Dec. 7, 2003 marks 60 years since the Focolare Movement began in Trent. On that famous day, December 7, 1943, Chiara – then in her early 20’s – was all alone as she said her “yes forever” to God. Never could she have imagined the fruits that would bear. Today there are thousands of people of all ages, backgrounds, languages, races and creeds, in 182 nations worldwide who live to create portions of brotherhood, as a way of contributing to the unity of the human family, that today more than ever yearns for peace.
Chiara writes for the newspaper “Vita Trentina”:
“What do I feel? What is in the depths of my heart on this particular occasion?
A wave of emotion, even just at the thought of what I see in front of me – a new people born from the Gospel, spread all over the world; an immense work which no human force could have made. It is, in fact, “a work of God,” for which I was chosen as the first instrument, “useless and unfaithful” though I may be.
Then a hymn of thanksgiving to God for all that I – with all my brothers and sisters – was able to see, experience, build and lead onwards, with God’s help, up to this point.
A deep, heartfelt gratitude for everything, my God!
Thank you, first of all, for letting me be born in your Church, making me a child of God;
for having nourished me day after day with the Eucharist;
for having lit up my life, since childhood, with signs of the divine charism you would have put within me for the good of so many others;
for having made me experience the truths of the Gospel and its ever-faithful promises;
for having given me the joy of the “hundredfold” in all senses;
for having revealed to me the secret of unity in your Son, Crucified and Forsaken;
for having permitted sufferings which always led to a deeper union with you;
for having gifted me with an entirely new spirituality, which is both personal and communitarian;
for having broadened my view, and that of all those who stand with me, onto the whole of humanity, including Christians of other traditions, faithful of other religions, people who are not yet your own and yet are full of good will;

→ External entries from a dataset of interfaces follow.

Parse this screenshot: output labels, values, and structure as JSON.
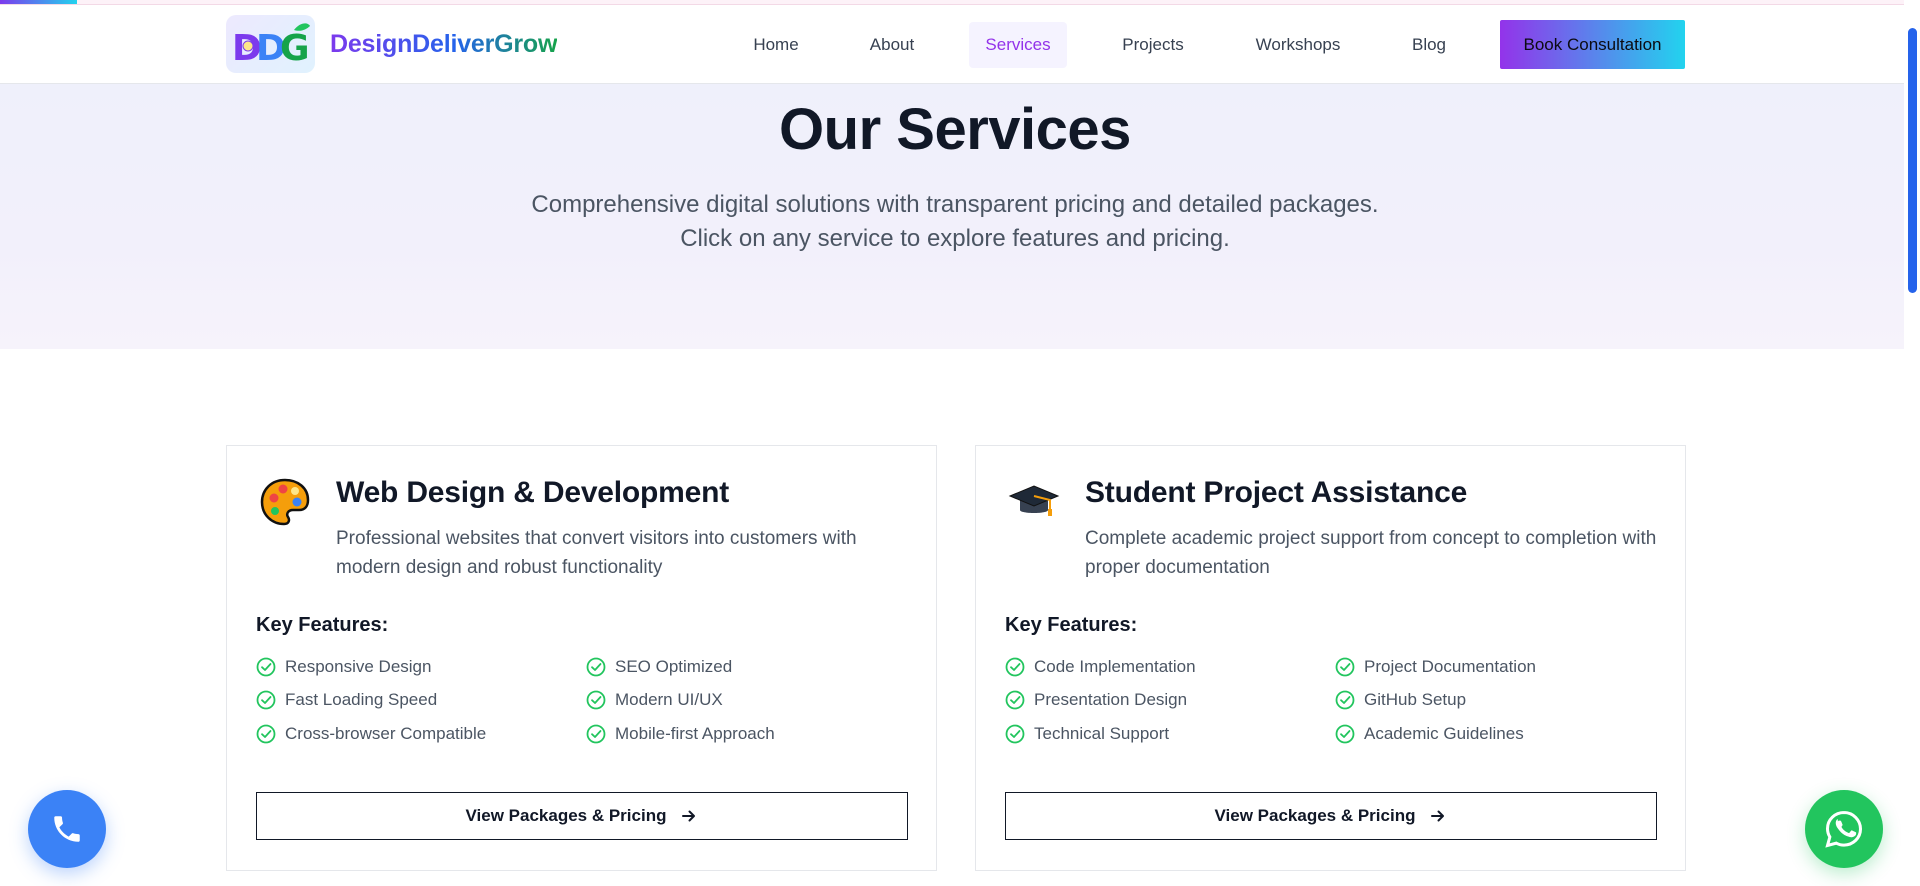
{
  "header": {
    "logo_mark": "DDG",
    "brand_name": "DesignDeliverGrow",
    "nav": [
      {
        "label": "Home",
        "active": false
      },
      {
        "label": "About",
        "active": false
      },
      {
        "label": "Services",
        "active": true
      },
      {
        "label": "Projects",
        "active": false
      },
      {
        "label": "Workshops",
        "active": false
      },
      {
        "label": "Blog",
        "active": false
      }
    ],
    "cta_label": "Book Consultation"
  },
  "hero": {
    "title": "Our Services",
    "subtitle_line1": "Comprehensive digital solutions with transparent pricing and detailed packages.",
    "subtitle_line2": "Click on any service to explore features and pricing."
  },
  "services": [
    {
      "icon": "artist-palette-icon",
      "title": "Web Design & Development",
      "description": "Professional websites that convert visitors into customers with modern design and robust functionality",
      "features_heading": "Key Features:",
      "features": [
        "Responsive Design",
        "SEO Optimized",
        "Fast Loading Speed",
        "Modern UI/UX",
        "Cross-browser Compatible",
        "Mobile-first Approach"
      ],
      "button_label": "View Packages & Pricing"
    },
    {
      "icon": "graduation-cap-icon",
      "title": "Student Project Assistance",
      "description": "Complete academic project support from concept to completion with proper documentation",
      "features_heading": "Key Features:",
      "features": [
        "Code Implementation",
        "Project Documentation",
        "Presentation Design",
        "GitHub Setup",
        "Technical Support",
        "Academic Guidelines"
      ],
      "button_label": "View Packages & Pricing"
    }
  ],
  "floating": {
    "phone_icon": "phone-icon",
    "whatsapp_icon": "whatsapp-icon"
  },
  "colors": {
    "accent_purple": "#9333ea",
    "accent_cyan": "#22d3ee",
    "check_green": "#22c55e",
    "phone_blue": "#3b82f6",
    "whatsapp_green": "#22c55e"
  },
  "scroll_progress": 0.04
}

for the fatherly love of your Vicars on earth, especially Paul VI and John Paul II, and for their blessings on the Work of Mary over the years;
for having blessed me with a long life;
for having forgiven my sins.
Thank you for allowing me – through my specific mission – to work with the Church for the fulfilment of your Son’s priestly prayer: ‘That all may be one,’ and to prepare for you large groups of people intent on living universal brotherhood.
Thank you, thank you. To you be praise and glory.”
This is how Chiara recalled some years ago that December 7, 1943:
“I woke up that morning at around 5. I put on my best dress, plain though it might be, and I crossed the whole city on foot to reach a small college. A storm was raging, and I had to push my way ahead with my umbrella. This fact was not without meaning. It seemed to tell me that the step I was about to take would comport obstacles.
When I got to the College, there was a sudden change of scene. The huge doors opened wide by themselves it seemed, giving me a sense of relief and welcome, almost as if they were the open arms of God who was awaiting me. The church was decorated beautifully. In the background stood a statue of the Blessed Virgin. Beyond the railing, in front of the altar, a kneeler had been prepared.
Just before the moment of Communion, I realized in a flash what I was about to do: I had crossed a bridge, and with this total gift of myself to God, that bridge would have collapsed behind me. I would never be able to go back to the world. This realization struck me with such an impact that a tear fell on my missal. Then I felt profound joy. I was getting married. I was marrying God.
I went back home running, I think. I only stopped to buy three red carnations to put in front of the Crucifix in my room. They were the signs of our celebration – His and mine. I had married God. From Him, I could expect just anything.”